On August 3, 2018; my mother of nearly 51 years crossed from this life to the next. Grief has been a challenging and interesting journey. Here are some things I have learned so far from this experience and those of my clients:
1. Healing happens in community.
My friends and close family members have come to mean to much more. I have needed their support, and better yet, they showed up for me. My best friend drove 600 miles with my husband to be there for me. One of my cousins came several days before the memorial service just to be a support to me. Being in a community of people that love and support you is super helpful to the healing process.
2. Missing someone does not mean that you want them back.
My mother was 90 years old and had been in Hospice for 4 months. She had Parkinson’s and breast cancer. She was suffering, and in that respect, her death was a relief. I am relieved that her suffering is over, but I still miss her.

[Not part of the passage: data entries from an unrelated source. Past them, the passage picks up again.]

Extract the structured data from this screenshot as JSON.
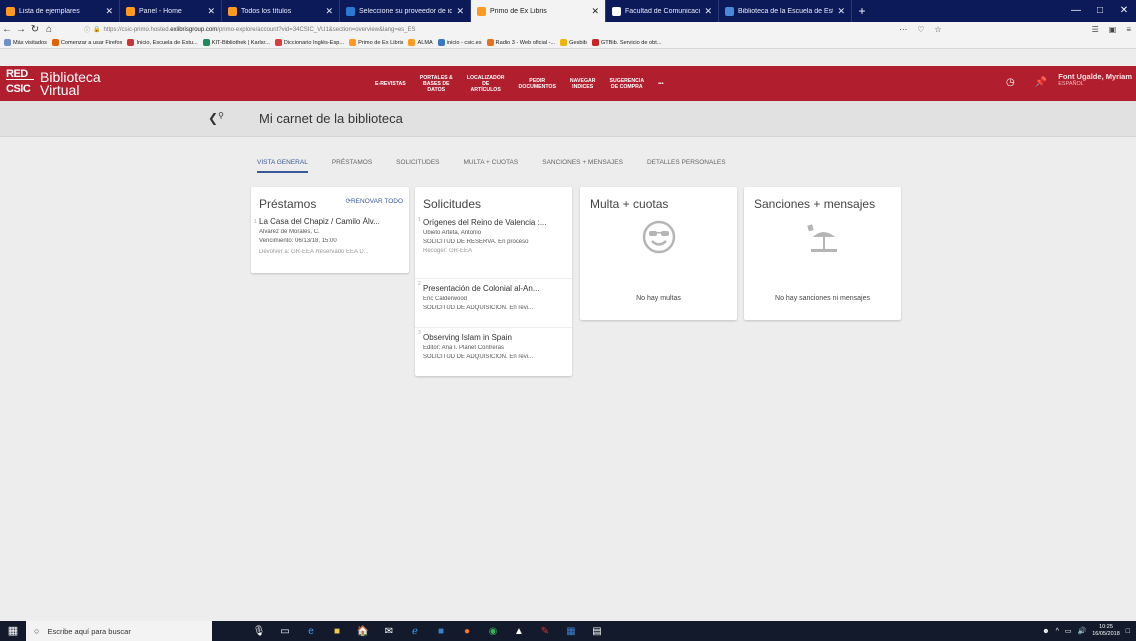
{
  "browser": {
    "tabs": [
      {
        "title": "Lista de ejemplares",
        "color": "#ff9a1f",
        "active": false
      },
      {
        "title": "Panel - Home",
        "color": "#ff9a1f",
        "active": false
      },
      {
        "title": "Todos los títulos",
        "color": "#ff9a1f",
        "active": false
      },
      {
        "title": "Seleccione su proveedor de ide",
        "color": "#2a7ad5",
        "active": false
      },
      {
        "title": "Primo de Ex Libris",
        "color": "#ff9a1f",
        "active": true
      },
      {
        "title": "Facultad de Comunicación y D",
        "color": "#ffffff",
        "active": false
      },
      {
        "title": "Biblioteca de la Escuela de Est",
        "color": "#4a88d9",
        "active": false
      }
    ],
    "url_host": "https://csic-primo.hosted.",
    "url_domain": "exlibrisgroup.com",
    "url_path": "/primo-explore/account?vid=34CSIC_VU1&section=overview&lang=es_ES",
    "bookmarks": [
      {
        "label": "Más visitados",
        "color": "#6f8fca"
      },
      {
        "label": "Comenzar a usar Firefox",
        "color": "#e66000"
      },
      {
        "label": "Inicio, Escuela de Estu...",
        "color": "#cc3333"
      },
      {
        "label": "KIT-Bibliothek | Karlsr...",
        "color": "#1d8a5c"
      },
      {
        "label": "Diccionario Inglés-Esp...",
        "color": "#d93d3d"
      },
      {
        "label": "Primo de Ex Libris",
        "color": "#ff9a1f"
      },
      {
        "label": "ALMA",
        "color": "#ff9a1f"
      },
      {
        "label": "inicio - csic.es",
        "color": "#3877c2"
      },
      {
        "label": "Radio 3 - Web oficial -...",
        "color": "#e86f1e"
      },
      {
        "label": "Gesbib",
        "color": "#f0b400"
      },
      {
        "label": "GTBib. Servicio de obt...",
        "color": "#cc2222"
      }
    ]
  },
  "header": {
    "logo_red": "RED",
    "logo_csic": "CSIC",
    "brand_line1": "Biblioteca",
    "brand_line2": "Virtual",
    "nav": [
      {
        "line1": "E-REVISTAS",
        "line2": "",
        "line3": ""
      },
      {
        "line1": "PORTALES &",
        "line2": "BASES DE",
        "line3": "DATOS"
      },
      {
        "line1": "LOCALIZADOR",
        "line2": "DE",
        "line3": "ARTÍCULOS"
      },
      {
        "line1": "PEDIR",
        "line2": "DOCUMENTOS",
        "line3": ""
      },
      {
        "line1": "NAVEGAR",
        "line2": "INDICES",
        "line3": ""
      },
      {
        "line1": "SUGERENCIA",
        "line2": "DE COMPRA",
        "line3": ""
      },
      {
        "line1": "•••",
        "line2": "",
        "line3": ""
      }
    ],
    "user_name": "Font Ugalde, Myriam",
    "language": "ESPAÑOL",
    "accent": "#b11e2d"
  },
  "page": {
    "title": "Mi carnet de la biblioteca",
    "tabs": [
      "VISTA GENERAL",
      "PRÉSTAMOS",
      "SOLICITUDES",
      "MULTA + CUOTAS",
      "SANCIONES + MENSAJES",
      "DETALLES PERSONALES"
    ]
  },
  "loans": {
    "title": "Préstamos",
    "renew_label": "RENOVAR TODO",
    "items": [
      {
        "index": "1",
        "title": "La Casa del Chapiz / Camilo Álv...",
        "author": "Álvarez de Morales, C.",
        "due": "Vencimiento: 06/13/18, 15:00",
        "return": "Devolver a: GR-EEA Reservado EEA D..."
      }
    ]
  },
  "requests": {
    "title": "Solicitudes",
    "items": [
      {
        "index": "1",
        "title": "Orígenes del Reino de Valencia :...",
        "author": "Ubieto Arteta, Antonio",
        "status": "SOLICITUD DE RESERVA. En proceso",
        "pickup": "Recoger: GR-EEA"
      },
      {
        "index": "2",
        "title": "Presentación de Colonial al-An...",
        "author": "Eric Calderwood",
        "status": "SOLICITUD DE ADQUISICIÓN. En revi...",
        "pickup": ""
      },
      {
        "index": "3",
        "title": "Observing Islam in Spain",
        "author": "Editor: Ana I. Planet Contreras",
        "status": "SOLICITUD DE ADQUISICIÓN. En revi...",
        "pickup": ""
      }
    ]
  },
  "fines": {
    "title": "Multa + cuotas",
    "empty": "No hay multas",
    "icon": "smiley-sunglasses-icon"
  },
  "sanctions": {
    "title": "Sanciones + mensajes",
    "empty": "No hay sanciones ni mensajes",
    "icon": "beach-umbrella-icon"
  },
  "taskbar": {
    "search_placeholder": "Escribe aquí para buscar",
    "time": "10:25",
    "date": "16/05/2018"
  }
}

3. Emotions happen.
Since her death I have cried …. A lot. I have been angry. I have been exhausted. I have forgotten things I would not normally forget. I feel out of it. I am trying to take good care of myself, but also being okay with my thoughts and feelings as they come up. There are no rules, except maybe honor yourself and your own process.
4. Everyone grieves differently.
My father is sad. He says that he still talks with Mom all day, but he is also working on moving on. He is 93 years old and trying to find his new normal. One of my sisters’ posts pictures of Mom on Facebook and shares cherished memories. We are all very sad at our loss but we are experiencing it in different ways, and moving forward in different ways. Everyone grieves differently.
5. Grief changes relationships.
My mom and I have always been close, but now that she is gone; my relationship with my father has taken on new meaning. I just spent Labor Day weekend with him and we had to find a way of relating that did not involve my Mom. It was new. It was awkward, and it was really good. Families change when a member exits. The deceased will live on in our memories, but the way we relate to each other will be affected.
6. Nothing can replace what was lost.
Life goes on, but nothing and no one can ever take the place of the person who once filled it. Life goes on and so do we, but the place your loved one had in your life can never be filled with someone or something else. It does not work that way.
Sometimes grief can turn complicated. What does that mean? Grief is a process that we work through over time. The symptoms that we have at the time of loss typically decrease as we work through them. If your loss occurred more than 5 months ago and you are still struggling, you might want to check out the Healthy Grief Questionnaire below.